There are many ongoing debates in our house. You would assume that as parents to young children, there would be the odd disagreement over how to bring them up.
I understand that it is important to stand together and present a united front. We must cater for the needs of our children, but also our own needs as parents.
We have a certain standard of discipline that we must both enforce.
Sometimes, all children will ask the other parent when they don’t get what they want. But unfortunately, we sometimes just don’t know all the answers.
And one of the eternal issues in this family is boredom.
We do our best to provide food, warmth, shelter, comfort and activities. So it can sometimes become a little irritating when all that goes unnoticed in favour of boredom.
So, you’ve played with bubbles, played the tambourine, run ragged around the house, tripped us up, played with a ball and pestered everybody else that lives here.
You have had food and water, love and attention. You have stopped me from working and forbidden us all from doing anything that doesn’t involve you.
You have watched, stared, turned your back on us and made it known in every conceivable way that you are bored.
And yes, you have finally driven a rift between myself and my husband. A couple who have stood hitherto united in parenthood are now seated at opposite ends of the sofa, debating the eternal question.
Do cats get bored?
In my humble opinion, the answer is clear. Cats are entirely capable of being bored. In fact, a bored cat is rather a dangerous animal to have around the house.
The thing with cats is that when they don’t get enough exercise, they might well maul somebody. But it’s never going to make national news.
So people like my husband go through life believing that cats don’t get bored.
So in the great cat debate, please allow me to present the evidence for the prosecution.
1. Cats get bored and kill things.
Just ask mice, frogs, squirrels or birds.

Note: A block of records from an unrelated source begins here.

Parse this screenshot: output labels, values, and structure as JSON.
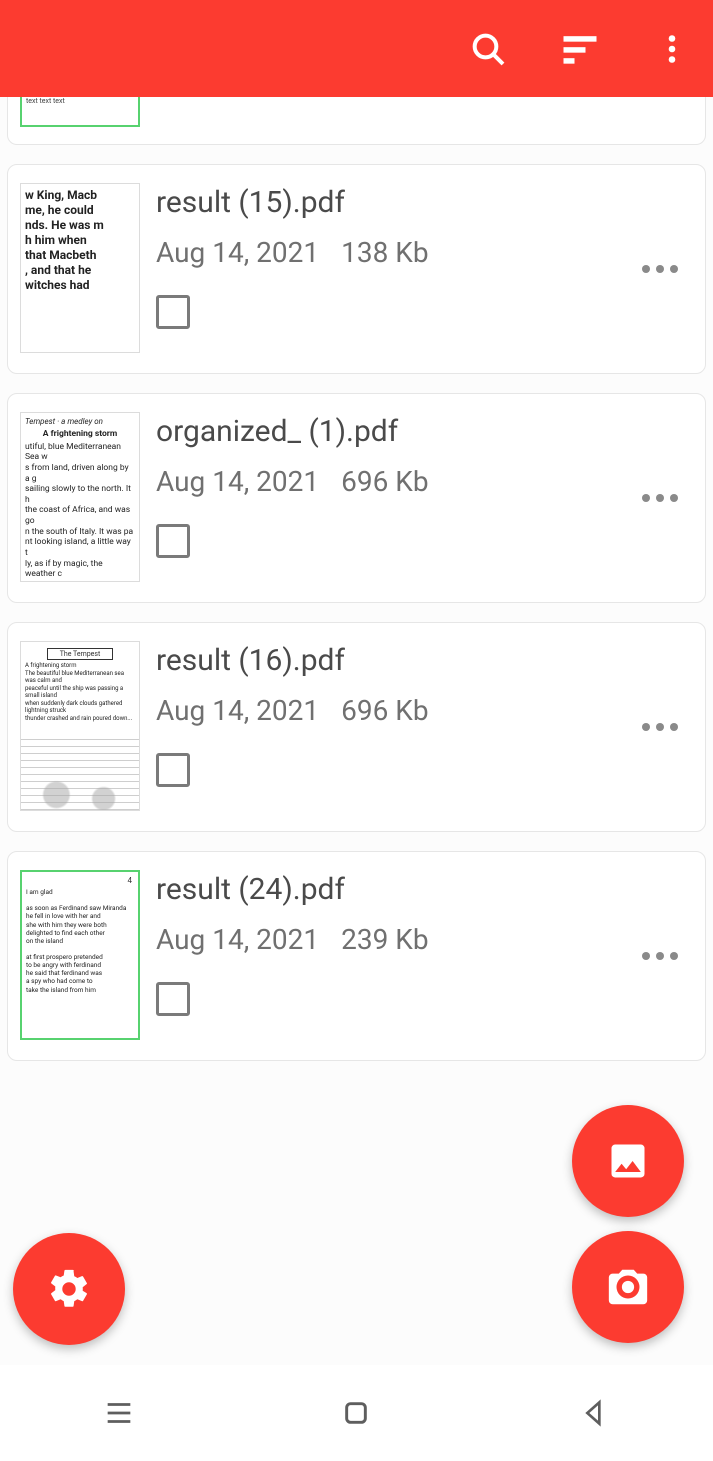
{
  "colors": {
    "accent": "#fc3b30"
  },
  "appbar": {
    "search_icon": "search-icon",
    "sort_icon": "sort-icon",
    "overflow_icon": "more-vert-icon"
  },
  "files": [
    {
      "name": "result (15).pdf",
      "date": "Aug 14, 2021",
      "size": "138 Kb",
      "checked": false,
      "thumb_style": "macbeth"
    },
    {
      "name": "organized_ (1).pdf",
      "date": "Aug 14, 2021",
      "size": "696 Kb",
      "checked": false,
      "thumb_style": "storm"
    },
    {
      "name": "result (16).pdf",
      "date": "Aug 14, 2021",
      "size": "696 Kb",
      "checked": false,
      "thumb_style": "tempest"
    },
    {
      "name": "result (24).pdf",
      "date": "Aug 14, 2021",
      "size": "239 Kb",
      "checked": false,
      "thumb_style": "page"
    }
  ],
  "fabs": {
    "settings": "settings-icon",
    "gallery": "image-icon",
    "camera": "camera-icon"
  },
  "navbar": {
    "recent": "recent-icon",
    "home": "square-icon",
    "back": "back-icon"
  }
}
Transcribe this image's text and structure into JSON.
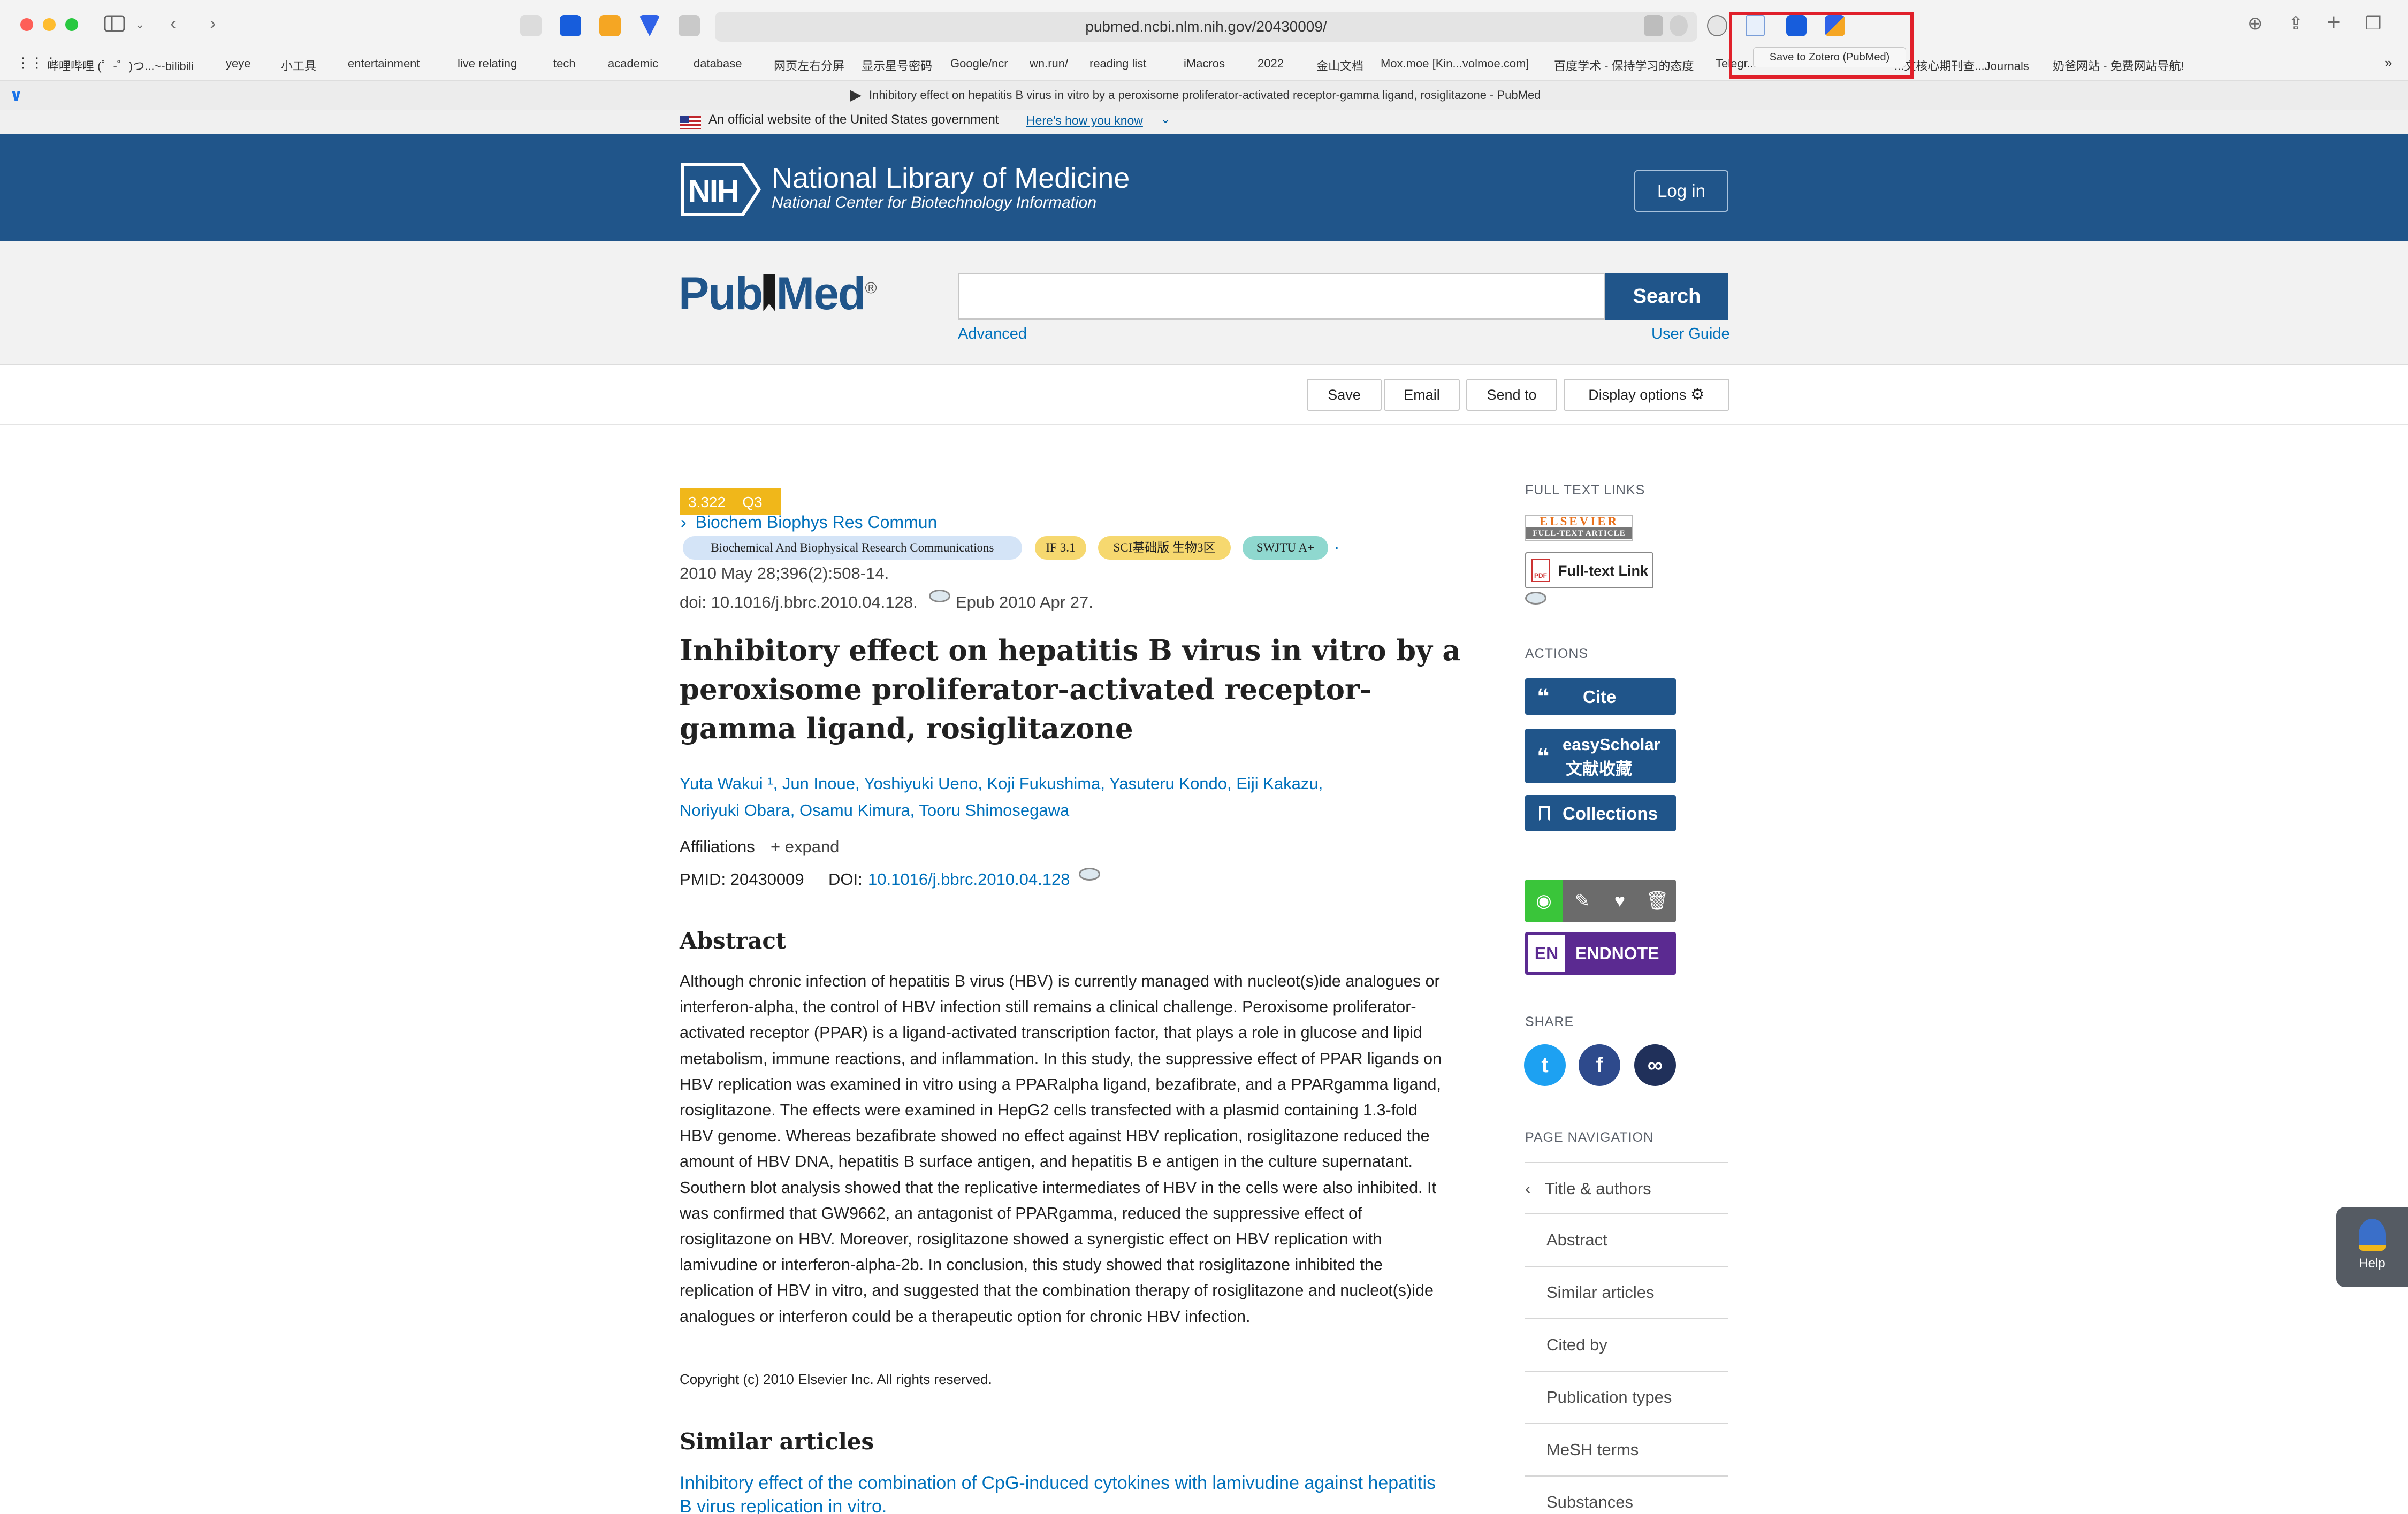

2. Cats get bored and steal things.
Just ask my daughters. Or any other child who has lost their toys to a bored cat.
Or, as it happens, my husband. He will be presenting the case for the defence later, without his squash balls – the cat stole them.
3. Cats get bored and hurt people
Ask anyone who has tried to stroke a cat that wanted to play.
4. Cats get bored and pick fights.
They will not rest until the battle is won. Ask the dog.
5. Cats get bored and cause arguments.
This blog post is evidence in itself.
And the case for the defence?
“Cats don’t get bored, everyone knows that.”
Does your cat suffer from boredom? I’ve never known one that didn’t.